Digging deeper, you’ll find two hidden gems – a lovely bit of poetic rambling from VMP’s own Tyler Barstow (thanks for noting that bit about the surface noise) and a kick-ass 12″x 12″ print from artist Kenyatta A.C. Hinkle. It’s a killer piece of collage work and Hinkle explains her approach to the work on the flip side.
You’ll also find a $35 voucher for HelloFresh.com – which seems a bit random, but should still get put to good use in my house.
And all of this before you even peel the shrink-wrap off of your record. Before you rip open the plastic and start digging through that sleeve, make sure to take note of the all-important info on this sticker. Well done, VMP. Well done, indeed.

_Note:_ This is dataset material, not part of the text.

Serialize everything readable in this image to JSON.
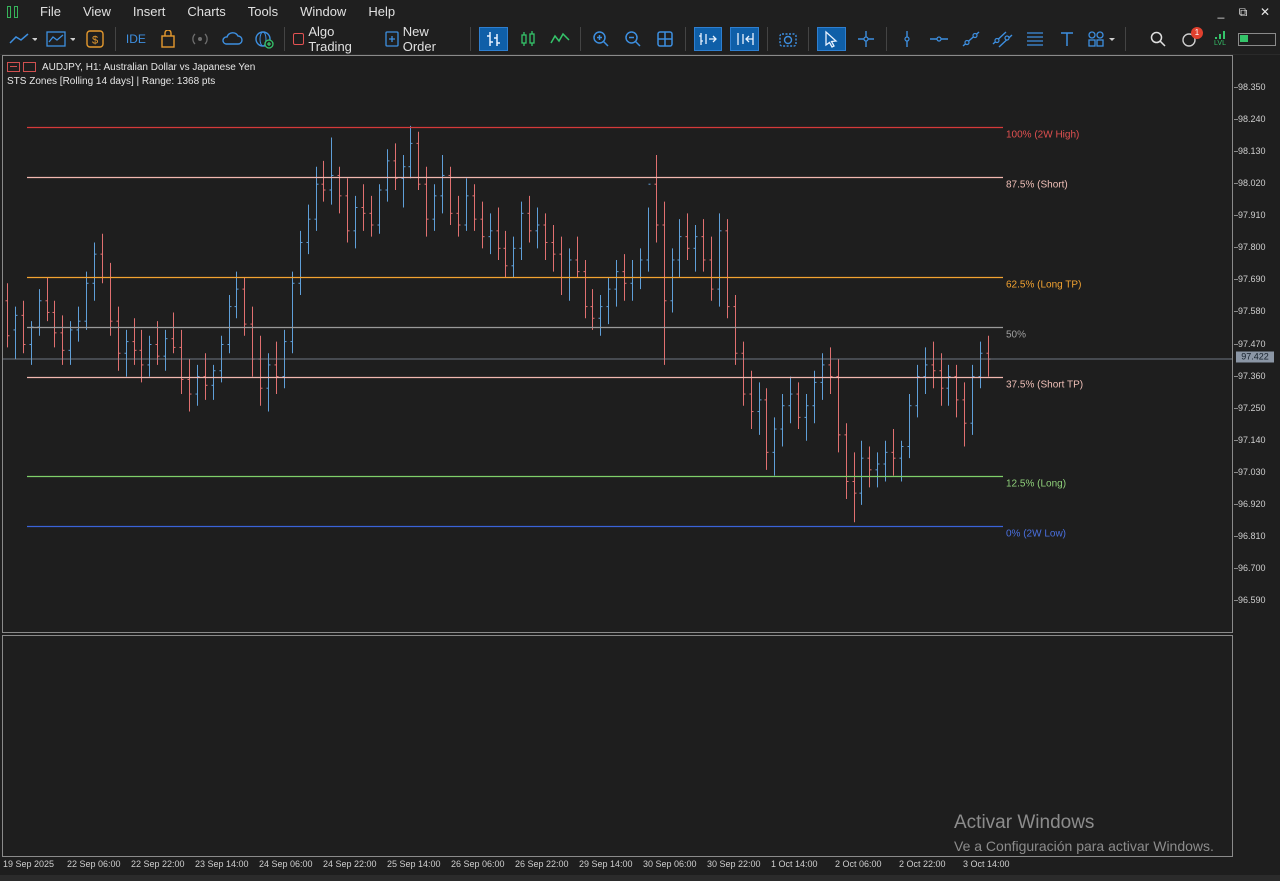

Once you get that plastic off, have a gander inside that gatefold and you’ll find liner notes and photographs of the group from their glory days.
Make sure you dig deep inside those sleeves, ’cause there’s goodies galore inside. Like this slick as 7″ featuring alternate versions of the song ‘Fu-Gee-La’ and a jaw-dropping acoustic version of ‘Mista Mista.’ And damn is that gold vinyl sexy.
But wait, there’s more!! Like this 12″ X 24″ foldout poster of The Score’s iconic cover art. Sweet.
So, what else is going on inside that sleeve, you ask? Colored vinyl!!!!!! And my god is it gorgeous. Team VMP, you’ve really outdone yourselves this month.
Just wait until you see it spin.
How’s it sound? Like walking into a party and realizing immediately that you are not cool enough to be there. But the vibe is chill. The music is bumping. You pick a spot and match the mood. Your head begins to nod in rhythm. The cute girl across the room throws you a shy smile while her boyfriend isn’t looking. Someone passes a cool beverage your way. And all is right with the world. Proper.
Give It a Spin, Eh?
I’d like to thank Vinyl Me, Please for recognizing that there’s a glaring, hip-hop sized hole in my vinyl collection. And for helping fill that void by sending The Score my way this month. Fugees’ incisive, head-nodding opus is an absolute stunner from beginning to end. And a powerful reminder of what hip-hop can be when it gets out of its own way. The Score still may not find itself among my favorite hip-hop albums from the ’90s – Enter The Wu-Tang (36 Chambers) all the way – but it’s been a gas getting to know this album on more intimate terms. Thanks VMP for making that happen. Can’t wait to see what you throw at us for May. Of course, you may not always love the music VMP sends your way, but it will always be an adventure … and that’s the whole point of music.